| Task objective |
All of the data should be repeated exactly; pictures are not part of the copy.

────────────────────────────────────────

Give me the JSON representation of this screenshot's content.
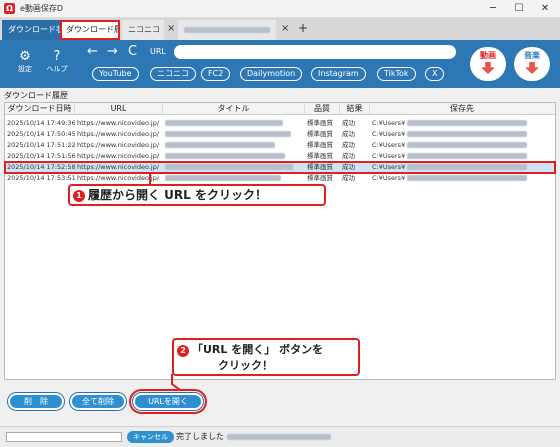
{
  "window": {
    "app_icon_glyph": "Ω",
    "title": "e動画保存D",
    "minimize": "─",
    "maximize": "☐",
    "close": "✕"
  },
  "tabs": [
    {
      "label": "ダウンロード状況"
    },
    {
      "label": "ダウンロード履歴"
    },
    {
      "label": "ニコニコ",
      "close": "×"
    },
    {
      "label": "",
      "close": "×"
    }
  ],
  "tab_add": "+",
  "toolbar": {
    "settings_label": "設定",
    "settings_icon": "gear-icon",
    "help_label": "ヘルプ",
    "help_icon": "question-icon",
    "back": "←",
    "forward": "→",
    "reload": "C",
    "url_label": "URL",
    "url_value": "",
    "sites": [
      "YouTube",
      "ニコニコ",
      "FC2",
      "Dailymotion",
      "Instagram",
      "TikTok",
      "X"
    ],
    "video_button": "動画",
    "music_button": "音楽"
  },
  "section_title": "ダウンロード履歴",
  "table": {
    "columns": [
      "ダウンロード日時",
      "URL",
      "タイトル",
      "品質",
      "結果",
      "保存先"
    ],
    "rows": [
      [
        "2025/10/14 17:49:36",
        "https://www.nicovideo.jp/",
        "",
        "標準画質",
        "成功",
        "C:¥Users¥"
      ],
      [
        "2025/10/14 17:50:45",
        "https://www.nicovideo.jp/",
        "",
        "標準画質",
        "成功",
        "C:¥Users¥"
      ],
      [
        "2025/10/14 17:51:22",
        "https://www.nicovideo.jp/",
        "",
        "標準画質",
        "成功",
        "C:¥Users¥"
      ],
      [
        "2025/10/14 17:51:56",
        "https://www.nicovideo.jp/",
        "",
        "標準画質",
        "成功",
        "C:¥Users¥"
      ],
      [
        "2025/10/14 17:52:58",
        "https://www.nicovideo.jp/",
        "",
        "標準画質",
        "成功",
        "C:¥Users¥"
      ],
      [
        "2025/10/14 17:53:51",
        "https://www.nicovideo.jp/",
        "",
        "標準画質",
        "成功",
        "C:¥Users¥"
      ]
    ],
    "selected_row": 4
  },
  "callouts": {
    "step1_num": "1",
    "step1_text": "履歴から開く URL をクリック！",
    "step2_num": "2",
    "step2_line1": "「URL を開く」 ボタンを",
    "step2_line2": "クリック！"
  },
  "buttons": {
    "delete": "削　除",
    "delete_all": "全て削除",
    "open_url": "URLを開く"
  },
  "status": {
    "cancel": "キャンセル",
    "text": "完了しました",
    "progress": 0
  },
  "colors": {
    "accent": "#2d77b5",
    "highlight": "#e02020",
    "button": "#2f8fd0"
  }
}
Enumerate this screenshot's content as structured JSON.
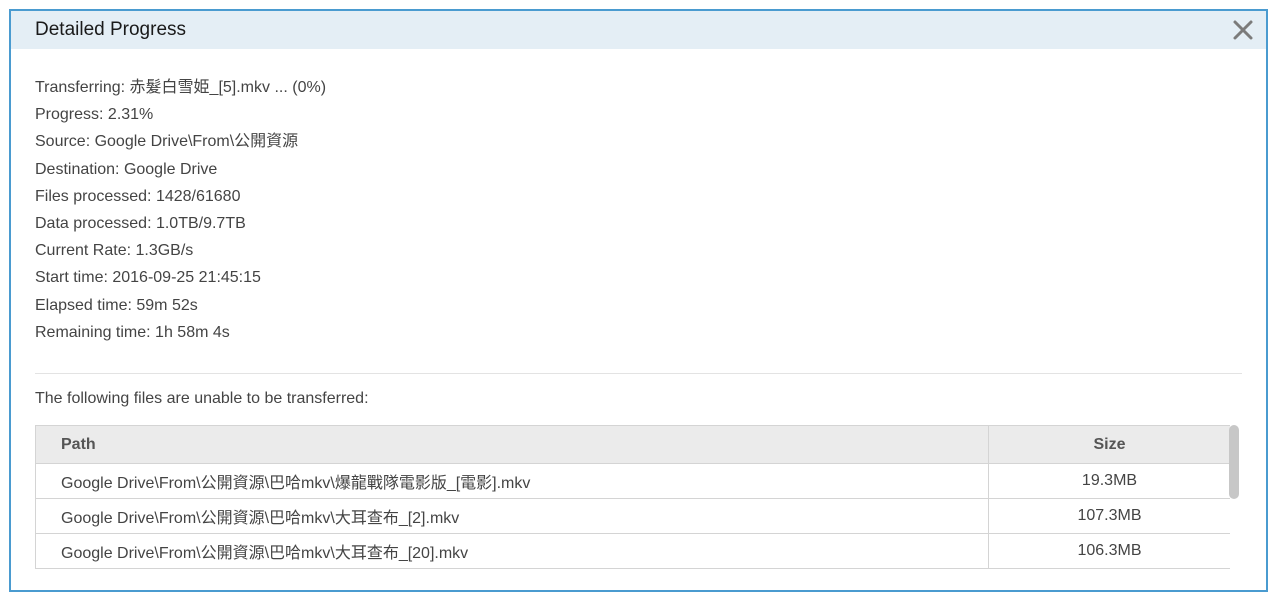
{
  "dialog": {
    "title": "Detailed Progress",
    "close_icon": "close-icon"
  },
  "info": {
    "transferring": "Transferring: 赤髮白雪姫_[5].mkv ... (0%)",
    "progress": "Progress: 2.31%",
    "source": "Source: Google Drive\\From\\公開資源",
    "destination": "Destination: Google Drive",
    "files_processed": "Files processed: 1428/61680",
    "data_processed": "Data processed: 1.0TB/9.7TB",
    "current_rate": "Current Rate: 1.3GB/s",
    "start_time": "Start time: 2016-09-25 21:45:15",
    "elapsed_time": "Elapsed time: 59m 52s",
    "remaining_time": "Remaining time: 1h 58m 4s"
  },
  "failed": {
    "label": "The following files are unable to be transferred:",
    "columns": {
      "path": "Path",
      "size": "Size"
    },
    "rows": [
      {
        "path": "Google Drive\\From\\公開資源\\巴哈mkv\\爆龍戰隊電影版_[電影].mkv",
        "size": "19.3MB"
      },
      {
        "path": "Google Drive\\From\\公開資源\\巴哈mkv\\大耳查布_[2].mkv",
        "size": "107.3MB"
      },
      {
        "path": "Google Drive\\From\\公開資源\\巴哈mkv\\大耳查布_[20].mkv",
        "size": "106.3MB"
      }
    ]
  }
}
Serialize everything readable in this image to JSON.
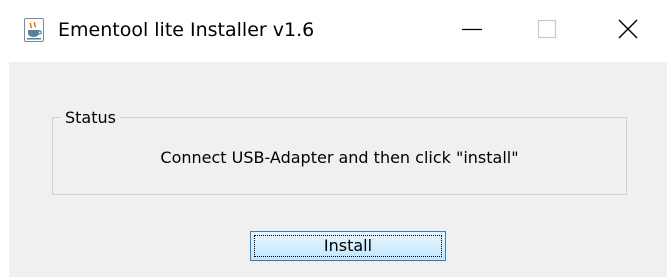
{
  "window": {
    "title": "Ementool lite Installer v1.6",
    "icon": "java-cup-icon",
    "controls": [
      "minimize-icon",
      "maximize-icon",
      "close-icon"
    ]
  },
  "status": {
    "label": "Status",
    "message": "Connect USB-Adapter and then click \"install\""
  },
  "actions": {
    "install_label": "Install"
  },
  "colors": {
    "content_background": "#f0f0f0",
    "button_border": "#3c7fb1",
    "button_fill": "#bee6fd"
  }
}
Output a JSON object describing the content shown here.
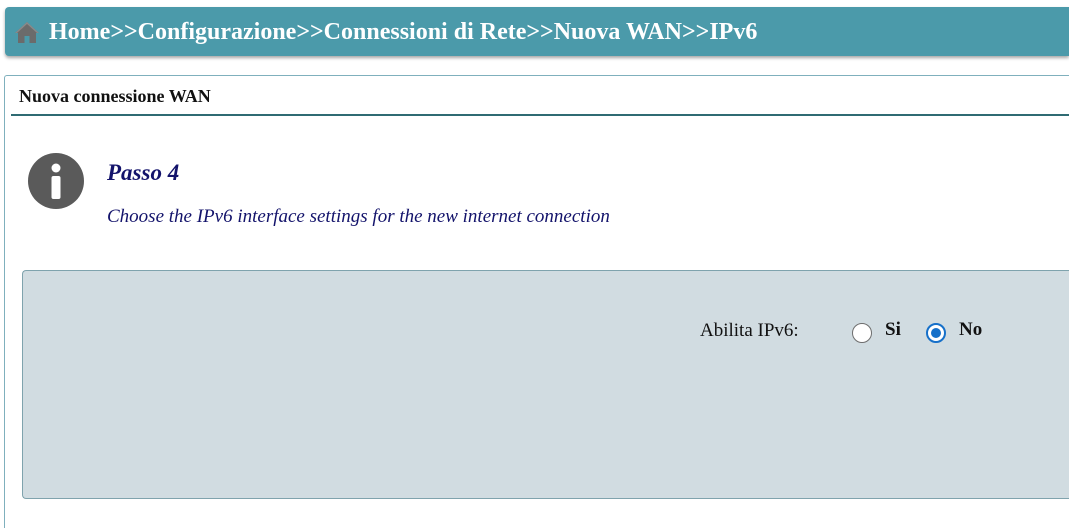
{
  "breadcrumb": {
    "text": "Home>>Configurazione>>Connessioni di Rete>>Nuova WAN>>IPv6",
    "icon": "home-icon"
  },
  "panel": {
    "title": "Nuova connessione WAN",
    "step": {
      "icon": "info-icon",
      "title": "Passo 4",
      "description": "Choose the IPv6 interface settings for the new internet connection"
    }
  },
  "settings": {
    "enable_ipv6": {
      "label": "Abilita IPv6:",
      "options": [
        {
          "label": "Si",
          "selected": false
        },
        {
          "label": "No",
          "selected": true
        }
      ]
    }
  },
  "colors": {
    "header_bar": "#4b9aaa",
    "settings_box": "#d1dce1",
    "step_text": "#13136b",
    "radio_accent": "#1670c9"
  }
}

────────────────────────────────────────

| Answer box |
Give me the JSON representation of this screenshot's content.
{
  "window": {
    "app_icon_glyph": "Ω",
    "title": "e動画保存D",
    "minimize": "─",
    "maximize": "☐",
    "close": "✕"
  },
  "tabs": [
    {
      "label": "ダウンロード状況"
    },
    {
      "label": "ダウンロード履歴"
    },
    {
      "label": "ニコニコ",
      "close": "×"
    },
    {
      "label": "",
      "close": "×"
    }
  ],
  "tab_add": "+",
  "toolbar": {
    "settings_label": "設定",
    "settings_icon": "gear-icon",
    "help_label": "ヘルプ",
    "help_icon": "question-icon",
    "back": "←",
    "forward": "→",
    "reload": "C",
    "url_label": "URL",
    "url_value": "",
    "sites": [
      "YouTube",
      "ニコニコ",
      "FC2",
      "Dailymotion",
      "Instagram",
      "TikTok",
      "X"
    ],
    "video_button": "動画",
    "music_button": "音楽"
  },
  "section_title": "ダウンロード履歴",
  "table": {
    "columns": [
      "ダウンロード日時",
      "URL",
      "タイトル",
      "品質",
      "結果",
      "保存先"
    ],
    "rows": [
      [
        "2025/10/14 17:49:36",
        "https://www.nicovideo.jp/",
        "",
        "標準画質",
        "成功",
        "C:¥Users¥"
      ],
      [
        "2025/10/14 17:50:45",
        "https://www.nicovideo.jp/",
        "",
        "標準画質",
        "成功",
        "C:¥Users¥"
      ],
      [
        "2025/10/14 17:51:22",
        "https://www.nicovideo.jp/",
        "",
        "標準画質",
        "成功",
        "C:¥Users¥"
      ],
      [
        "2025/10/14 17:51:56",
        "https://www.nicovideo.jp/",
        "",
        "標準画質",
        "成功",
        "C:¥Users¥"
      ],
      [
        "2025/10/14 17:52:58",
        "https://www.nicovideo.jp/",
        "",
        "標準画質",
        "成功",
        "C:¥Users¥"
      ],
      [
        "2025/10/14 17:53:51",
        "https://www.nicovideo.jp/",
        "",
        "標準画質",
        "成功",
        "C:¥Users¥"
      ]
    ],
    "selected_row": 4
  },
  "callouts": {
    "step1_num": "1",
    "step1_text": "履歴から開く URL をクリック！",
    "step2_num": "2",
    "step2_line1": "「URL を開く」 ボタンを",
    "step2_line2": "クリック！"
  },
  "buttons": {
    "delete": "削　除",
    "delete_all": "全て削除",
    "open_url": "URLを開く"
  },
  "status": {
    "cancel": "キャンセル",
    "text": "完了しました",
    "progress": 0
  },
  "colors": {
    "accent": "#2d77b5",
    "highlight": "#e02020",
    "button": "#2f8fd0"
  }
}
Enumerate this screenshot's content as structured JSON.
{
  "dialog": {
    "title": "Detailed Progress",
    "close_icon": "close-icon"
  },
  "info": {
    "transferring": "Transferring: 赤髮白雪姫_[5].mkv ... (0%)",
    "progress": "Progress: 2.31%",
    "source": "Source: Google Drive\\From\\公開資源",
    "destination": "Destination: Google Drive",
    "files_processed": "Files processed: 1428/61680",
    "data_processed": "Data processed: 1.0TB/9.7TB",
    "current_rate": "Current Rate: 1.3GB/s",
    "start_time": "Start time: 2016-09-25 21:45:15",
    "elapsed_time": "Elapsed time: 59m 52s",
    "remaining_time": "Remaining time: 1h 58m 4s"
  },
  "failed": {
    "label": "The following files are unable to be transferred:",
    "columns": {
      "path": "Path",
      "size": "Size"
    },
    "rows": [
      {
        "path": "Google Drive\\From\\公開資源\\巴哈mkv\\爆龍戰隊電影版_[電影].mkv",
        "size": "19.3MB"
      },
      {
        "path": "Google Drive\\From\\公開資源\\巴哈mkv\\大耳查布_[2].mkv",
        "size": "107.3MB"
      },
      {
        "path": "Google Drive\\From\\公開資源\\巴哈mkv\\大耳查布_[20].mkv",
        "size": "106.3MB"
      }
    ]
  }
}
Serialize everything readable in this image to JSON.
{
  "window": {
    "title": "Ementool lite Installer v1.6",
    "icon": "java-cup-icon",
    "controls": [
      "minimize-icon",
      "maximize-icon",
      "close-icon"
    ]
  },
  "status": {
    "label": "Status",
    "message": "Connect USB-Adapter and then click \"install\""
  },
  "actions": {
    "install_label": "Install"
  },
  "colors": {
    "content_background": "#f0f0f0",
    "button_border": "#3c7fb1",
    "button_fill": "#bee6fd"
  }
}
Output a JSON object describing the content shown here.
{
  "breadcrumb": {
    "text": "Home>>Configurazione>>Connessioni di Rete>>Nuova WAN>>IPv6",
    "icon": "home-icon"
  },
  "panel": {
    "title": "Nuova connessione WAN",
    "step": {
      "icon": "info-icon",
      "title": "Passo 4",
      "description": "Choose the IPv6 interface settings for the new internet connection"
    }
  },
  "settings": {
    "enable_ipv6": {
      "label": "Abilita IPv6:",
      "options": [
        {
          "label": "Si",
          "selected": false
        },
        {
          "label": "No",
          "selected": true
        }
      ]
    }
  },
  "colors": {
    "header_bar": "#4b9aaa",
    "settings_box": "#d1dce1",
    "step_text": "#13136b",
    "radio_accent": "#1670c9"
  }
}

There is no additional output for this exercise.